• **TASK TO CARRY OUT**:
Total the lines of the entries below that hold the string "Project", then write only that total.

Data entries
○ ○ ○ ○ ○

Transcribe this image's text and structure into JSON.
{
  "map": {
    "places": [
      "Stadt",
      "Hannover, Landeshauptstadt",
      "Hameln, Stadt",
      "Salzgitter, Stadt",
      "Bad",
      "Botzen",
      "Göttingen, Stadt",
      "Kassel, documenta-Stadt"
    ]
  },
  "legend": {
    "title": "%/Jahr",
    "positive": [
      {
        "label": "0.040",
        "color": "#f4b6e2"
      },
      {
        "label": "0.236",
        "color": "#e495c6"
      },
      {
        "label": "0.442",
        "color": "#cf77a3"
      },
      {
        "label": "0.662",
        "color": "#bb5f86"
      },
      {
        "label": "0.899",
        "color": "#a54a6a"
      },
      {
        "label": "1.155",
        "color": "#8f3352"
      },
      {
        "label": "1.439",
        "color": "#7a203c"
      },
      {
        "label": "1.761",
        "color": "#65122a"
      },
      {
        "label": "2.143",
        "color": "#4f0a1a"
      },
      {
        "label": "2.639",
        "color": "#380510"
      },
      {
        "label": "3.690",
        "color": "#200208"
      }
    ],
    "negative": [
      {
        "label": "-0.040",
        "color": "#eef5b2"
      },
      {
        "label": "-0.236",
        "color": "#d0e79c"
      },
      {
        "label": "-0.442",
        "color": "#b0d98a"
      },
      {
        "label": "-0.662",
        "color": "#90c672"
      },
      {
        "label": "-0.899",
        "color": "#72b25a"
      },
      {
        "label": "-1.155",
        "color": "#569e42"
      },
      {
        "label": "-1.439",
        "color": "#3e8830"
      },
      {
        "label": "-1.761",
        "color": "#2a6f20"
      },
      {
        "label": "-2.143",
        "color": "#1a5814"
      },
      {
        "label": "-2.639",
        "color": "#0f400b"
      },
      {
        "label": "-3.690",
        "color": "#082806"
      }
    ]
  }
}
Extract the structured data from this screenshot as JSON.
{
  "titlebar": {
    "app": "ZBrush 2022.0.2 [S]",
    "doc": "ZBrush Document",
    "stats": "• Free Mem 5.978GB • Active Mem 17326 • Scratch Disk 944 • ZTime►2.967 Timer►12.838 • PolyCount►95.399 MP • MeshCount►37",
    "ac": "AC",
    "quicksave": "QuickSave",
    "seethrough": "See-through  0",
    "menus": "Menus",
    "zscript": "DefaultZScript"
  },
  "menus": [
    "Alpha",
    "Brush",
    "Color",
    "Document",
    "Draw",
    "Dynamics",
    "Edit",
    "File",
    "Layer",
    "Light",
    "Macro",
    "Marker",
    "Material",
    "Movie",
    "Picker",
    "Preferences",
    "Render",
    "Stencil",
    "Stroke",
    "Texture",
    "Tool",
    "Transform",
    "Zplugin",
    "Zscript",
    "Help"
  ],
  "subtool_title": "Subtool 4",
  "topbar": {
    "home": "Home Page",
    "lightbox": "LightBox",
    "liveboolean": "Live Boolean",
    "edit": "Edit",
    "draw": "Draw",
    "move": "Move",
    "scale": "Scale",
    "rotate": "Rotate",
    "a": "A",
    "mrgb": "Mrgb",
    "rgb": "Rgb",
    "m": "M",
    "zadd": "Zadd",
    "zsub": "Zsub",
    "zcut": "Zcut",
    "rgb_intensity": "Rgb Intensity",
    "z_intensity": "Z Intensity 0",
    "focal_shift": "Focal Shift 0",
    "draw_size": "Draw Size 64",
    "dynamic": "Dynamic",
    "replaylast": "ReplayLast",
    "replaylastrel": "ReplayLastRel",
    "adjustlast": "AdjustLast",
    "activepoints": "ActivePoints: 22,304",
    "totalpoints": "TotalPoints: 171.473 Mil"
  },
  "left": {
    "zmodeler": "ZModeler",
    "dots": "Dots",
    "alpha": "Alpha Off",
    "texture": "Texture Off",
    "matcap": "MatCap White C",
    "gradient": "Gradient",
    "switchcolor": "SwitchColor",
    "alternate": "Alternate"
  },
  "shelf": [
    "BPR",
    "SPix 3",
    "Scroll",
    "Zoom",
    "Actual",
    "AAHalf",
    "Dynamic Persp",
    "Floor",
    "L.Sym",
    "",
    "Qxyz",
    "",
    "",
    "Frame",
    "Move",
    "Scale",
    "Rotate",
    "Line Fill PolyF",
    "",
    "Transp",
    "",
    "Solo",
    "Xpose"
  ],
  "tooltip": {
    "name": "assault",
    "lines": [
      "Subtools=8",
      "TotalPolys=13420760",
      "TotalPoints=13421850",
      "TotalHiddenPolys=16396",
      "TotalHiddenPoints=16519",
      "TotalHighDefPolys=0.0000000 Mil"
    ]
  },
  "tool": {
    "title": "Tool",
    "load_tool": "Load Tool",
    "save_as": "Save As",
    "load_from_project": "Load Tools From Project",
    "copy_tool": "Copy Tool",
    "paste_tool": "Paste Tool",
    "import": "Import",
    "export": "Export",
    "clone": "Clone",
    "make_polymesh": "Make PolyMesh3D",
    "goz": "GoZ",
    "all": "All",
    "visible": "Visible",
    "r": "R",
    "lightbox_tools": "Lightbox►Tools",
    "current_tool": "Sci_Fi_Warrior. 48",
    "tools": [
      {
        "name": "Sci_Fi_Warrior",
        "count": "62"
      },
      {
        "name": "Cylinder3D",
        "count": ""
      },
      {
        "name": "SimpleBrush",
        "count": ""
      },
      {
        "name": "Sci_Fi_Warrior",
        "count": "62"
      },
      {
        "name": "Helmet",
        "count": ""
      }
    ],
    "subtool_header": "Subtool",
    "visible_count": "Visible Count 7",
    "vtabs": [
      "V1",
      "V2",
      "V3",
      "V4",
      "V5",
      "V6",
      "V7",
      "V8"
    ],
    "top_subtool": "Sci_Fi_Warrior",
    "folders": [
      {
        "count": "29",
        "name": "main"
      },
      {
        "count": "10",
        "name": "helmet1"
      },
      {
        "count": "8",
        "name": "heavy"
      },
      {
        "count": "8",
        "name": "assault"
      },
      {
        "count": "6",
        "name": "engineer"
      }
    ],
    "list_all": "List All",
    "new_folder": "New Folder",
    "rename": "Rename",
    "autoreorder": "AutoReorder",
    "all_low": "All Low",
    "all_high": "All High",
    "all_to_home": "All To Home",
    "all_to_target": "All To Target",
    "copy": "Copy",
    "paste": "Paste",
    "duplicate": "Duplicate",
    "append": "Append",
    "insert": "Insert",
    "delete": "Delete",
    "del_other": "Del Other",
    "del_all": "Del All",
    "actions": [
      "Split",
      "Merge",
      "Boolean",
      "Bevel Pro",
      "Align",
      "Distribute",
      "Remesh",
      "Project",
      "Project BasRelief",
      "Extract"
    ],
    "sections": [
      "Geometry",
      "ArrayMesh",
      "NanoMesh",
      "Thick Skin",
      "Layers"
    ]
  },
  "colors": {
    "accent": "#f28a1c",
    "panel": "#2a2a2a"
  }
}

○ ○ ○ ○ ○

• **ANSWER BELOW**:
3